Bullying the Role of the Target the Role of the Bystander

I’ve just browsed through a few of the top articles on this topic, and I think if I read any more of them I will go mad.

I mean no offense to the other people who have written these articles. You are all intelligent, witty, insightful authors, and I think you all have something valuable to say about the topic of bullying. So please don’t take this the wrong way, but when it comes to defining the “role of the target” in a bullying situation… get real!

I have been the target of bullies for most of my life. Through grade school, middle school, high school, university and out into the world of work I have been beaten, abused, harassed, intimidated, humiliated, immasculated, discrimintated against, persecuted, marginalized, excluded, degraded, de-humanized, stereotyped, insulted, infantilized, and subjected to pretty much every other form of physical and emotional torture short of water-boarding that you can imagine.

I know what it means to be the target of a single bully, a gang of bullies, an entire school of bullies. I know what it means to be the target of a bullying boss, co-worker, or even a faceless institution. I know that a bully (and a target) can come from any age, gender, financial situation or family background. I know that standing up to a bully doesn’t always work, isn’t always possible, and sometimes can be very dangerous.
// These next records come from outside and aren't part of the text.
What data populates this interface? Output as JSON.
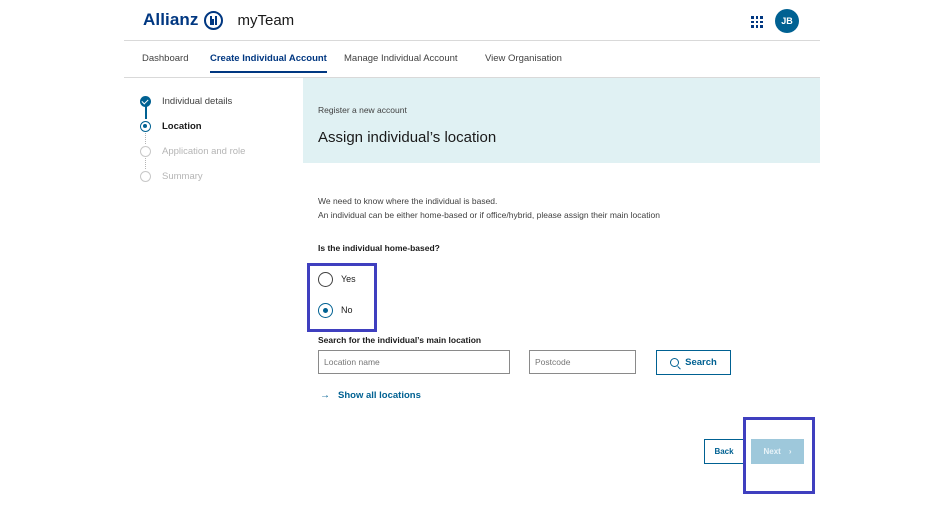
{
  "header": {
    "brand": "Allianz",
    "app_name": "myTeam",
    "avatar_initials": "JB"
  },
  "nav": {
    "items": [
      {
        "label": "Dashboard",
        "active": false
      },
      {
        "label": "Create Individual Account",
        "active": true
      },
      {
        "label": "Manage Individual Account",
        "active": false
      },
      {
        "label": "View Organisation",
        "active": false
      }
    ]
  },
  "stepper": {
    "steps": [
      {
        "label": "Individual details",
        "state": "done"
      },
      {
        "label": "Location",
        "state": "current"
      },
      {
        "label": "Application and role",
        "state": "todo"
      },
      {
        "label": "Summary",
        "state": "todo"
      }
    ]
  },
  "banner": {
    "subtitle": "Register a new account",
    "title": "Assign individual’s location"
  },
  "intro": {
    "line1": "We need to know where the individual is based.",
    "line2": "An individual can be either home-based or if office/hybrid, please assign their main location"
  },
  "home_based": {
    "question": "Is the individual home-based?",
    "options": [
      {
        "label": "Yes",
        "checked": false
      },
      {
        "label": "No",
        "checked": true
      }
    ]
  },
  "location_search": {
    "label": "Search for the individual’s main location",
    "location_placeholder": "Location name",
    "postcode_placeholder": "Postcode",
    "search_label": "Search",
    "show_all_label": "Show all locations"
  },
  "actions": {
    "back_label": "Back",
    "next_label": "Next",
    "next_chevron": "›"
  },
  "colors": {
    "brand_blue": "#003781",
    "accent": "#006192",
    "banner_bg": "#e0f1f3",
    "highlight": "#3f3fbf",
    "next_disabled": "#9ec8db"
  }
}
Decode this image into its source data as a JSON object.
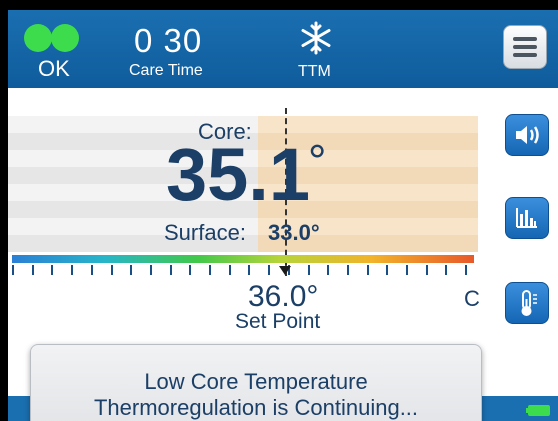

I take great offense to the notion that the target of a bully must fight back. To do so validates the bully’s actions as acceptable, and thus implicitly condones his or her violence or abuse. A target must report the abuse, of course, but if the powers that be (a school principal, a senior manager or even the police) simply hand out a pre-defined discipline (like a suspension) they are, in effect, simply bullying the bully, and again demonstrating to him or her the power of a stronger force over a weaker being. If nothing else, (and again, I’m speaking from experience here) bullying the bully does little more than inflame his or her rage towards the target, and gives them yet another excuse to continue their campaign of terror.

In a bullying-victim relationship, the role of the target must be simply to survive. They are already being harmed, from the moment the relationship forms, and they cannot break out of that relationship on their own. If they could, they would never have become a victim in the first place.

Bullies cannot be dealt with by “fixing” the victims, trying to teach them to “stand up for themselves” and fight back. Nor can bullies be dealt with through suspension, incarceration or any other punishment. No matter how well intended, it simply “bullies the bully” and renews the circle of violence once again.

Bullying can only be dealt with by us, the bystanders. Here’s how I think we should do it:

We must stop bullying the moment we see it. We must stop bullying by instantly removing the bully from the situation (not the target), and treating their behaviour not with attentive discipline but rather with conscious isolation.

Do not talk to a bully. Do not look at them. Do not allow them to participate in a conversation, activity, or acknowledge them in any way whatsoever. Eventually they will fall silent, and stop trying to draw attention to themselves. Do not talk to them, just leave them alone with their thoughts. They will have no choice but to think about what they have done. I assume this resembles the “timeout” technique used with young children, but since bullies aren’t children (they are often adults) you will have to go one step further to be effective.

Once the bully has had time to cool off, you must talk to them. Make them do most of the talking. Through questions, observation, and examples (ideally of people they admire) you must allow them to understand the value of positive relationships, and the integral role socially acceptable behaviour plays in making our world a live-able place.

Encourage them to learn about the school massacres at Virgina Tech, Columbine, Jonesboro, and the many other examples of what can happen when bullying gets so extreme it pushes the victims to insanity. Encourage them also to learn about the far less spectacular but far more numerous instances where bullies simply pushed their victims to commit suicide.

Most importantly, make sure they understand that their bullying differs little, if any, from the bullying that led to these tragedies.

I am no longer a victim of bullying. After many years of slow, gradual, painful discovery, I have at last found enough people who do not hate me to live life relatively free of bullies. I can go most of the places I need to go and do most of the things I need to do and be met with friendly, personable human beings who wish to do me no harm. Of course, there are still a few bullies that, out of necessity, I must cross paths with once in a while, and I do not enjoy those days. But with the love and support of family, community, and an ever-expanding circle of friends I have broken free. I hope that by sharing my experiences it will help, in some small way, to show the bystanders of bullying that they are the ones who have the most important role to play in ending the violence, and that it will help to hasten the day when bully is a word no one ever again needs to fear.